Nothing in the entries may be dropped: restate them word for word.
<<<<
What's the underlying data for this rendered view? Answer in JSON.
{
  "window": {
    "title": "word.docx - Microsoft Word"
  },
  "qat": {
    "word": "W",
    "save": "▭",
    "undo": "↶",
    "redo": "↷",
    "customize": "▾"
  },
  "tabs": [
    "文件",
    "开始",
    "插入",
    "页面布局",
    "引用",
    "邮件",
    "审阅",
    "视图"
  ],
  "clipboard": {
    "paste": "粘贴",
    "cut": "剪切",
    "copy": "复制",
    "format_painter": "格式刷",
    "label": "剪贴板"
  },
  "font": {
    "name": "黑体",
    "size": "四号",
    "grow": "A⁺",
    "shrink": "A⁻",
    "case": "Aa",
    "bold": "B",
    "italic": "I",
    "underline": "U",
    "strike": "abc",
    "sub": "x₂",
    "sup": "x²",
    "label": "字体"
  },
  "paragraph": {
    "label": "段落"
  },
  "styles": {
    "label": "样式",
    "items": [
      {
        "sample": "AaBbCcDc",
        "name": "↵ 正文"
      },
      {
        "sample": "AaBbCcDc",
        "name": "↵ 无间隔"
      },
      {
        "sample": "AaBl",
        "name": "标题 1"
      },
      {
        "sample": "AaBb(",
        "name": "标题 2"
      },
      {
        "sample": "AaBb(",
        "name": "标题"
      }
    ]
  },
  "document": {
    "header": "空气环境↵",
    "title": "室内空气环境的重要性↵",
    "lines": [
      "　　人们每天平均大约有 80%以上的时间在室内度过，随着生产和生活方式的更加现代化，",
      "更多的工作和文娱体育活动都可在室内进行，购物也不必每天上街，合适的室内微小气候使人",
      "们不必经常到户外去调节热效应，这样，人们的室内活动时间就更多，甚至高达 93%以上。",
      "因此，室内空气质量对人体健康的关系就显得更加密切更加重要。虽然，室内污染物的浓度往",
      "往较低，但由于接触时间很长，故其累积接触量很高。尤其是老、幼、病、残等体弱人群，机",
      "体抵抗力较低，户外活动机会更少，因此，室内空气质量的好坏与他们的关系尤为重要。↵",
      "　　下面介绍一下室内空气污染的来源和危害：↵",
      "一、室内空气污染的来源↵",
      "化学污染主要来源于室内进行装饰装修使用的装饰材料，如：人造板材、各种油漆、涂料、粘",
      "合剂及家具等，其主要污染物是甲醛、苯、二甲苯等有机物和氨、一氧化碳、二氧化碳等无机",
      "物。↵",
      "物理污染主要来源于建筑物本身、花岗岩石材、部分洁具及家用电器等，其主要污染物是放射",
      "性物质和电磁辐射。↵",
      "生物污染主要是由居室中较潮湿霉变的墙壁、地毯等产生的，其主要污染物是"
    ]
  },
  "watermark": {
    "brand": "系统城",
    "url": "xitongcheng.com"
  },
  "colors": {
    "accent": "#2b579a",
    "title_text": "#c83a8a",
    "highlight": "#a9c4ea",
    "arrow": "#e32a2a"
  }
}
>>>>
**Exercise solution:**
What's the underlying data for this rendered view? Answer in JSON.
{
  "window": {
    "title": "word.docx - Microsoft Word"
  },
  "qat": {
    "word": "W",
    "save": "▭",
    "undo": "↶",
    "redo": "↷",
    "customize": "▾"
  },
  "tabs": [
    "文件",
    "开始",
    "插入",
    "页面布局",
    "引用",
    "邮件",
    "审阅",
    "视图"
  ],
  "clipboard": {
    "paste": "粘贴",
    "cut": "剪切",
    "copy": "复制",
    "format_painter": "格式刷",
    "label": "剪贴板"
  },
  "font": {
    "name": "黑体",
    "size": "四号",
    "grow": "A⁺",
    "shrink": "A⁻",
    "case": "Aa",
    "bold": "B",
    "italic": "I",
    "underline": "U",
    "strike": "abc",
    "sub": "x₂",
    "sup": "x²",
    "label": "字体"
  },
  "paragraph": {
    "label": "段落"
  },
  "styles": {
    "label": "样式",
    "items": [
      {
        "sample": "AaBbCcDc",
        "name": "↵ 正文"
      },
      {
        "sample": "AaBbCcDc",
        "name": "↵ 无间隔"
      },
      {
        "sample": "AaBl",
        "name": "标题 1"
      },
      {
        "sample": "AaBb(",
        "name": "标题 2"
      },
      {
        "sample": "AaBb(",
        "name": "标题"
      }
    ]
  },
  "document": {
    "header": "空气环境↵",
    "title": "室内空气环境的重要性↵",
    "lines": [
      "　　人们每天平均大约有 80%以上的时间在室内度过，随着生产和生活方式的更加现代化，",
      "更多的工作和文娱体育活动都可在室内进行，购物也不必每天上街，合适的室内微小气候使人",
      "们不必经常到户外去调节热效应，这样，人们的室内活动时间就更多，甚至高达 93%以上。",
      "因此，室内空气质量对人体健康的关系就显得更加密切更加重要。虽然，室内污染物的浓度往",
      "往较低，但由于接触时间很长，故其累积接触量很高。尤其是老、幼、病、残等体弱人群，机",
      "体抵抗力较低，户外活动机会更少，因此，室内空气质量的好坏与他们的关系尤为重要。↵",
      "　　下面介绍一下室内空气污染的来源和危害：↵",
      "一、室内空气污染的来源↵",
      "化学污染主要来源于室内进行装饰装修使用的装饰材料，如：人造板材、各种油漆、涂料、粘",
      "合剂及家具等，其主要污染物是甲醛、苯、二甲苯等有机物和氨、一氧化碳、二氧化碳等无机",
      "物。↵",
      "物理污染主要来源于建筑物本身、花岗岩石材、部分洁具及家用电器等，其主要污染物是放射",
      "性物质和电磁辐射。↵",
      "生物污染主要是由居室中较潮湿霉变的墙壁、地毯等产生的，其主要污染物是"
    ]
  },
  "watermark": {
    "brand": "系统城",
    "url": "xitongcheng.com"
  },
  "colors": {
    "accent": "#2b579a",
    "title_text": "#c83a8a",
    "highlight": "#a9c4ea",
    "arrow": "#e32a2a"
  }
}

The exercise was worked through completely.